To steer these programmes in the right direction, a road map has recently been formulated in a conference in New Delhi on “motivating and attracting youth in agriculture” (MAYA). This was organised jointly by several national and international bodies engaged in promoting knowledge-based agriculture. The mooted strategy aims basically at preparing the youth to become employment providers and agents of change rather than employment seekers, maintains R S Paroda, chairman of the Trust for Advancement of Agricultural Sciences, one of the leading organisers of this event.
The MAYA road map envisages offering the youth a variety of avenues and opportunities for economic growth, social respect and application of modern technologies in farming and allied activities.
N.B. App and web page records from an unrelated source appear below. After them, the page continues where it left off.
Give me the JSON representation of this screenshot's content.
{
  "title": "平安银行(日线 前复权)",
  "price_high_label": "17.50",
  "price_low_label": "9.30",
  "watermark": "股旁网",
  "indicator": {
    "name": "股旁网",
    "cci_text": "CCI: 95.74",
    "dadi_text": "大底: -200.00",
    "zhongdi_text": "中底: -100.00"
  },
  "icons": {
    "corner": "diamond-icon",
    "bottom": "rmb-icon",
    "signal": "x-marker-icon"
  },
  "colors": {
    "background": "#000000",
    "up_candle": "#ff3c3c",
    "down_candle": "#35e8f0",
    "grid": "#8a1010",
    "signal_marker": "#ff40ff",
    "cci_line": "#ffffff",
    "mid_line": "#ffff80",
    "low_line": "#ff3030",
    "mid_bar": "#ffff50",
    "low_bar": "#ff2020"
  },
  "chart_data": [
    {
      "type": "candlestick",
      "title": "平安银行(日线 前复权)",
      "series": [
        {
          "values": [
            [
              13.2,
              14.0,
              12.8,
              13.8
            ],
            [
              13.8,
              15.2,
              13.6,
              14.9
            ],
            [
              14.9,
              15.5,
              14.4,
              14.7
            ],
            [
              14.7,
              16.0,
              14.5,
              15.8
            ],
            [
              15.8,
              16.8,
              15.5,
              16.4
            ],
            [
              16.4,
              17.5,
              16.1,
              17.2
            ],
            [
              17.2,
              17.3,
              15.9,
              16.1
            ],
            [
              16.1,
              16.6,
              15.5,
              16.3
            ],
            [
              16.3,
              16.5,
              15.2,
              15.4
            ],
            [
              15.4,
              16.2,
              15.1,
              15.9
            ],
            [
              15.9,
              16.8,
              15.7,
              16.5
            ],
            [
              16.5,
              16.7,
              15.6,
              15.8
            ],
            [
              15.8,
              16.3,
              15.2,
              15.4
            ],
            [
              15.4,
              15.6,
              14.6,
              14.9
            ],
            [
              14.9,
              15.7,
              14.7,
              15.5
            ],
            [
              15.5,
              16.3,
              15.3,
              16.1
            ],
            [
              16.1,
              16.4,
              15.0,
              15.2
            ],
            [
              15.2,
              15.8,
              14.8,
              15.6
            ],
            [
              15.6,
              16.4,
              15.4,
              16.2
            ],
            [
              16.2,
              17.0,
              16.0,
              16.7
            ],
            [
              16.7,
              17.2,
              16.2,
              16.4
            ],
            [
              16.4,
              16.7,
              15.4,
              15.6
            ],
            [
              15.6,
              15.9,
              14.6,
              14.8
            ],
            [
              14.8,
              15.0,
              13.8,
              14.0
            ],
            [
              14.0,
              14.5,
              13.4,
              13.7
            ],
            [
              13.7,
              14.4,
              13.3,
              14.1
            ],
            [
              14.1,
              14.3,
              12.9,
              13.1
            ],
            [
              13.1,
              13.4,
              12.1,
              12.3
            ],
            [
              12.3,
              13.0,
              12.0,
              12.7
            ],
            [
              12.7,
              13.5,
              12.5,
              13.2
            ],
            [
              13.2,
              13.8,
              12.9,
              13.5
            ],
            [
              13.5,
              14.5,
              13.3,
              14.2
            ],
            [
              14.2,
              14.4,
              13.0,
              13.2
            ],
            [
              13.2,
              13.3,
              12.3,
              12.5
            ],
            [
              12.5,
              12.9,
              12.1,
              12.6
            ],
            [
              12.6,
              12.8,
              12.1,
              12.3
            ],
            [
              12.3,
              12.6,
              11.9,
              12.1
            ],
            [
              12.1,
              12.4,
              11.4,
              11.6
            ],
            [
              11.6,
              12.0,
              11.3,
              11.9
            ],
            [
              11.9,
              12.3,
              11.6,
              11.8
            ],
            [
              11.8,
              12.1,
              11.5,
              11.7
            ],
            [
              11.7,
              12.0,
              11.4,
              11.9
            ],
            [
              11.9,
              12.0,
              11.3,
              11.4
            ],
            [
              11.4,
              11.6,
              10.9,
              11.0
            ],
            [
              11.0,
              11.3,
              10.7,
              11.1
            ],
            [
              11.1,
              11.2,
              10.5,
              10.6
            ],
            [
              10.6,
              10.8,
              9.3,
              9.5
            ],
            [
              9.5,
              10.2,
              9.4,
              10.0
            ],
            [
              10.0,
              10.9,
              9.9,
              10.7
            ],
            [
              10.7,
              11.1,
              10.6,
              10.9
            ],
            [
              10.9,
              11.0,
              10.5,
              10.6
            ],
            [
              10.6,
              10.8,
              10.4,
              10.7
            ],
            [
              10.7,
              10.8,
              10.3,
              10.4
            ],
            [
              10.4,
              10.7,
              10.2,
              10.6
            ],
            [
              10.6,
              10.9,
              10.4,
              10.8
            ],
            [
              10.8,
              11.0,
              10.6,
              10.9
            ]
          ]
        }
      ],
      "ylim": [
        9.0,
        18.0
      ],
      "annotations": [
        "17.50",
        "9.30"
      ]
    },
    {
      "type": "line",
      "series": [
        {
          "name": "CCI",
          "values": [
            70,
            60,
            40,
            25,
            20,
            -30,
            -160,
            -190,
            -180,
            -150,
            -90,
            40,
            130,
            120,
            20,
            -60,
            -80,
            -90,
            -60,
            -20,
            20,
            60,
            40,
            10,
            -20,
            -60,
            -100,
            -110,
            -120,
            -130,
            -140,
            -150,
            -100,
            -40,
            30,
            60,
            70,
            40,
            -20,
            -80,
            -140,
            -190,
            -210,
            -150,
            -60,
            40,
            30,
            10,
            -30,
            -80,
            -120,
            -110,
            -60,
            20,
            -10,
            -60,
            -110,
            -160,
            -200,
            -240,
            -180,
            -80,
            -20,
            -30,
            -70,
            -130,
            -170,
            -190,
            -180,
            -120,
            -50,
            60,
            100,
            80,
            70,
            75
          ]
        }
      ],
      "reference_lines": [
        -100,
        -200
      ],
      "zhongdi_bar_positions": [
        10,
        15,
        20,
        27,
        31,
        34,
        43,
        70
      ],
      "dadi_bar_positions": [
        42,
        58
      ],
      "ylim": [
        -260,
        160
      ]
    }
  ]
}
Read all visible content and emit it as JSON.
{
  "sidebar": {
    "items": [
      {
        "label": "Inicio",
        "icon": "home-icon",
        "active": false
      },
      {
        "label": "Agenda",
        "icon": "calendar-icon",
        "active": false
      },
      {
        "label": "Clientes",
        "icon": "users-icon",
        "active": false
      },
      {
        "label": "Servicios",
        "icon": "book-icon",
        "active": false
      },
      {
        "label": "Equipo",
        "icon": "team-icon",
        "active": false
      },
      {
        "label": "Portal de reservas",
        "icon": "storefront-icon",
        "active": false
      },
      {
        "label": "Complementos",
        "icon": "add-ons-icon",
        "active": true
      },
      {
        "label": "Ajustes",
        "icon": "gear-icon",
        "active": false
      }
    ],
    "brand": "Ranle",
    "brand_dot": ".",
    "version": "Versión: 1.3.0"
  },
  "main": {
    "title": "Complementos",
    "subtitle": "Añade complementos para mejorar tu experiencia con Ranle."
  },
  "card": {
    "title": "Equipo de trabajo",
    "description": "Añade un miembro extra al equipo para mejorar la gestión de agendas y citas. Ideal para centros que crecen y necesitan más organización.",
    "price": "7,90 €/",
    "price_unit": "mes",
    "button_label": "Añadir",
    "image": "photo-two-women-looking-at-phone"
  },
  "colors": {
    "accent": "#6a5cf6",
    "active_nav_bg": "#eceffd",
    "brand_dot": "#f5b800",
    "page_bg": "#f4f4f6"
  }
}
With suitable grooming, the educated rural youth can be involved in services like agri-clinics to advise farmers on controlling crop diseases, pests and weeds and solving their other day-to-day problems. They can set up agri-service centres to offer custom-hiring facilities for small and marginal farmers for mechanising their farm operations to enhance productivity with reduced cost.
It also proposes involvement of youth in the marketing of farmers’ produce through physical and online markets (like electronic National Agriculture Market or e-NAM) and procurement of farm inputs on behalf of them at best bargained prices. The government, on its part, needs to provide sops like investment grants, soft loans and other facilities to the agri-business startups of rural youth. These and other well-conceived propositions that may appeal to the youth merit urgent consideration and implementation.